About this task: Print the records exactly as they are written.

Dataset:
----

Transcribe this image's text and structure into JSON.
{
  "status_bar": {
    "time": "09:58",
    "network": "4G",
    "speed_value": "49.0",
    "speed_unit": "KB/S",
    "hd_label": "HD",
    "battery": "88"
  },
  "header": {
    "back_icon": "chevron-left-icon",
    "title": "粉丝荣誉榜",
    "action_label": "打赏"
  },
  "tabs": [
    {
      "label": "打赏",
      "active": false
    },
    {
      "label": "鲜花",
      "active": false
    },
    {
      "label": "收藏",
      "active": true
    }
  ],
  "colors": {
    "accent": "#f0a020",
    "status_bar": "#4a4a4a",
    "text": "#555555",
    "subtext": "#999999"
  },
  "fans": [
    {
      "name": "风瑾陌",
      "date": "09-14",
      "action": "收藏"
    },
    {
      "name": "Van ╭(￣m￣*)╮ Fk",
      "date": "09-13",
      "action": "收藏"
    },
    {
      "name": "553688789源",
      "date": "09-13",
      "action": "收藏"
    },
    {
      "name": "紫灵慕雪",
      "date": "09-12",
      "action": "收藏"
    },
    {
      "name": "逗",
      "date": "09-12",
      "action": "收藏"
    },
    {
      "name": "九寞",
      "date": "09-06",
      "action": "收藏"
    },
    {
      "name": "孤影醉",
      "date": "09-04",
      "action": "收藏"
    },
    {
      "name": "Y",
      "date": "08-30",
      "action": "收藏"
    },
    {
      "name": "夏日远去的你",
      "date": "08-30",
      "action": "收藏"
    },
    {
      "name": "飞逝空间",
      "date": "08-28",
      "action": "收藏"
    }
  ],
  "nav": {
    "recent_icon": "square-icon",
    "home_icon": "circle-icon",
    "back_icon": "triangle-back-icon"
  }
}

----

Task solution:
Transcribe this image's text and structure into JSON.
{
  "status_bar": {
    "time": "09:58",
    "network": "4G",
    "speed_value": "49.0",
    "speed_unit": "KB/S",
    "hd_label": "HD",
    "battery": "88"
  },
  "header": {
    "back_icon": "chevron-left-icon",
    "title": "粉丝荣誉榜",
    "action_label": "打赏"
  },
  "tabs": [
    {
      "label": "打赏",
      "active": false
    },
    {
      "label": "鲜花",
      "active": false
    },
    {
      "label": "收藏",
      "active": true
    }
  ],
  "colors": {
    "accent": "#f0a020",
    "status_bar": "#4a4a4a",
    "text": "#555555",
    "subtext": "#999999"
  },
  "fans": [
    {
      "name": "风瑾陌",
      "date": "09-14",
      "action": "收藏"
    },
    {
      "name": "Van ╭(￣m￣*)╮ Fk",
      "date": "09-13",
      "action": "收藏"
    },
    {
      "name": "553688789源",
      "date": "09-13",
      "action": "收藏"
    },
    {
      "name": "紫灵慕雪",
      "date": "09-12",
      "action": "收藏"
    },
    {
      "name": "逗",
      "date": "09-12",
      "action": "收藏"
    },
    {
      "name": "九寞",
      "date": "09-06",
      "action": "收藏"
    },
    {
      "name": "孤影醉",
      "date": "09-04",
      "action": "收藏"
    },
    {
      "name": "Y",
      "date": "08-30",
      "action": "收藏"
    },
    {
      "name": "夏日远去的你",
      "date": "08-30",
      "action": "收藏"
    },
    {
      "name": "飞逝空间",
      "date": "08-28",
      "action": "收藏"
    }
  ],
  "nav": {
    "recent_icon": "square-icon",
    "home_icon": "circle-icon",
    "back_icon": "triangle-back-icon"
  }
}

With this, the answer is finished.